The geographical placement of detention houses: Why community-integration matters
While Norwegians urbanize towards the big cities, Norwegian prisons migrate out. Prisons are no longer welcome as part of our city plans. In the last decade, the Government has shut down existing small-scale prisons. These prisons have been replaced by new large-scale prisons, in secluded locations. Why are we seeing this trend towards building new large-scale prisons in rural contexts?
We have clearly witnessed this development over the last decade. The latest example of this trend is the brand new Agder fengsel: Norway’s largest high-security prison, which opened in 2020. Agder fengsel consists of two departments, including Froland fengsel (200 prison places) and Mandal fengsel (100 prison places). Located in the forests and at the outskirts of industrial parks, these facilities remain closed and unavailable to the public.
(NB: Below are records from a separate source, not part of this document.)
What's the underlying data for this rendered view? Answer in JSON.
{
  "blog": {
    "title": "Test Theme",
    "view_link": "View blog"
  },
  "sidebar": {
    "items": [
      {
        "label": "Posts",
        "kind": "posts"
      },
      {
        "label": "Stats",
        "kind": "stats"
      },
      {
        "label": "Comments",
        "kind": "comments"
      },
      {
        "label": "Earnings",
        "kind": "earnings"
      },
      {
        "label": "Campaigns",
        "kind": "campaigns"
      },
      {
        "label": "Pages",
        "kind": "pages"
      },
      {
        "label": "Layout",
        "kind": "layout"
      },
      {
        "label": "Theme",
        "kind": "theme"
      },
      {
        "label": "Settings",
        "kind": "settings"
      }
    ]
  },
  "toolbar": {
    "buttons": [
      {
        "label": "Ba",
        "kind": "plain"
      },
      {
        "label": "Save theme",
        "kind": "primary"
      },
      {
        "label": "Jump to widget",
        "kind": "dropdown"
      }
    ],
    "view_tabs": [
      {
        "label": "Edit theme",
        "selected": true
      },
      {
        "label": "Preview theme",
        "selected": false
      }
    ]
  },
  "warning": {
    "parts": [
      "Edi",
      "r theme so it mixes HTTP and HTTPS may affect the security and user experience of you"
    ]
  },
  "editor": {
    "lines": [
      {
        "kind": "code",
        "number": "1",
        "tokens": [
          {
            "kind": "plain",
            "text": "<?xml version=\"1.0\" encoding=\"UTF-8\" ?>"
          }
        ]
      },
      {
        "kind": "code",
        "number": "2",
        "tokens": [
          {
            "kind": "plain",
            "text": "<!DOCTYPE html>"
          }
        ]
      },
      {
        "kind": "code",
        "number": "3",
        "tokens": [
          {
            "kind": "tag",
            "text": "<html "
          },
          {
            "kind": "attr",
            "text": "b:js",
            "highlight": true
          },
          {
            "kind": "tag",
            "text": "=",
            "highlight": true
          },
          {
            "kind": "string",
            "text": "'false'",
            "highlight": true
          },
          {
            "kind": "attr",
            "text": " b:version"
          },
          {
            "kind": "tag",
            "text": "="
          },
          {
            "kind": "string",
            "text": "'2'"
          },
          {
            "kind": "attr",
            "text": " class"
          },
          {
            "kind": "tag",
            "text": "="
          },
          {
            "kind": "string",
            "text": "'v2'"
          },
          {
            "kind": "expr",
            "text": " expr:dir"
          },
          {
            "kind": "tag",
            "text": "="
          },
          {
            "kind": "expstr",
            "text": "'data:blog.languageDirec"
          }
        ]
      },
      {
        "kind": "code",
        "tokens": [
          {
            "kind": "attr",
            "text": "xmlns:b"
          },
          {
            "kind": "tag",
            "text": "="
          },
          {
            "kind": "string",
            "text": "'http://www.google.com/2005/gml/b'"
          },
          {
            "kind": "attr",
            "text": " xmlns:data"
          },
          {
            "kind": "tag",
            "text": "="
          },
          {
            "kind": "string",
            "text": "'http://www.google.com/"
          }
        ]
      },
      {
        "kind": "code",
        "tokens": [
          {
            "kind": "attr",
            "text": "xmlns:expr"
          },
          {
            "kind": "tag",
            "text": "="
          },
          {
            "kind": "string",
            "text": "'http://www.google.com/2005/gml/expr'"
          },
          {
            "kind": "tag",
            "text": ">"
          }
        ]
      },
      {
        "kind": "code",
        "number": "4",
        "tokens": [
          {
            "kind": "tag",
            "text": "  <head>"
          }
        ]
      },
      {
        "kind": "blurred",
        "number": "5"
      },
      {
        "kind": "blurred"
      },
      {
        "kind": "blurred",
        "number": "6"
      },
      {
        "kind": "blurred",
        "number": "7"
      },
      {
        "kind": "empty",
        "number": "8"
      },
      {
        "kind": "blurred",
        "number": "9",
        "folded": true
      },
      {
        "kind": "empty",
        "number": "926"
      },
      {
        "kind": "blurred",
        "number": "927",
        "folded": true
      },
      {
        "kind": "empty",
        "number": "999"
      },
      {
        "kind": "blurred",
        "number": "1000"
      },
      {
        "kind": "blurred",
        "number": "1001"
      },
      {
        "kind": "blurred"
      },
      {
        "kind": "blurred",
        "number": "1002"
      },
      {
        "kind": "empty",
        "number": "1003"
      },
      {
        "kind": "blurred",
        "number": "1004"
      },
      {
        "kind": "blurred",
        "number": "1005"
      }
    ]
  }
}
This is at odds with key principles of Norwegian prison policy, such as the proximity principle.
“The proximity principle is an important principle for the correctional services which entails that prisoners should serve their sentence as close to where they live as possible. Keeping close contact with family and friends is important during imprisonment, but also in a rehabilitation perspective. Imprisonment near the prisoners’ home is also of great importance for keeping family ties, especially for children with a parent in prison.” Hanne Hamsund (managing director), The Organisation for Families and Friends of Prisoners (FFP)
Distance equals disconnection.
For many, the rural placement of Agder fengsel equals long distances and impractical travel routes, which can make it inconvenient and difficult to visit. This inconvenience affects important contact with personal relationships like family and friends. Another consequence is a lack of access to existing networks and services outside of the prison walls for the incarcerated person. Ultimately, leading to the loss of touch with normal life. This form of disconnected imprisonment can increase the level of institutionalization and erect barriers for reintegrating back into society after being released.
The Norwegian correctional service is based on the ideology of rehabilitation, and the principle that prisons should serve as institutions for change and personal development. The people in detention should be able establish a future from behind the walls, so that when they are released, they already have a home to return to, a positive and reliable network, as well as an education or career path to pursue. All in all, incarcerated people should be able to build a strong foundation while in detention that can enable a safe return to their home environment.
Rehabilitation is the expected outcome for the people detained in Agder fengsel. However, if we want them to rehabilitate and successfully reintegrate back into society, we must provide them with the grounds to do so. These grounds can be found in the community. Therefore, we must stop building large, introverted and disconnected institutions. Institutions that become displaced and forgotten.
Instead, we need to re-value and build accessible detention houses that are embedded as part of our urban communities. Socially integrated detention houses with an opportunity to participate and give back to its neighbourhood.
Let us also remember what purpose prisons serve in our society. When prisons are physically removed from society, they fail to convey their message to society, that is to remind us that there is a consequence to crime, which brings about a general deterrence effect, but also that there is a shared responsibility for the successful reintegration of people who have spent some time in detention.
Out of sight, out of mind
Large facilities deviate from the highly valued proximity principle. A principle sought to be implemented by the Norwegian correctional service. By doing so, we physically disconnected ourselves from prisons. However, to what end? And, more importantly, what are the effects of doing so?
RESCALED proposes an alternative that supports the principles of proximity, rehabilitation and reintegration, all key to Norwegian prison policy. In sight and in mind.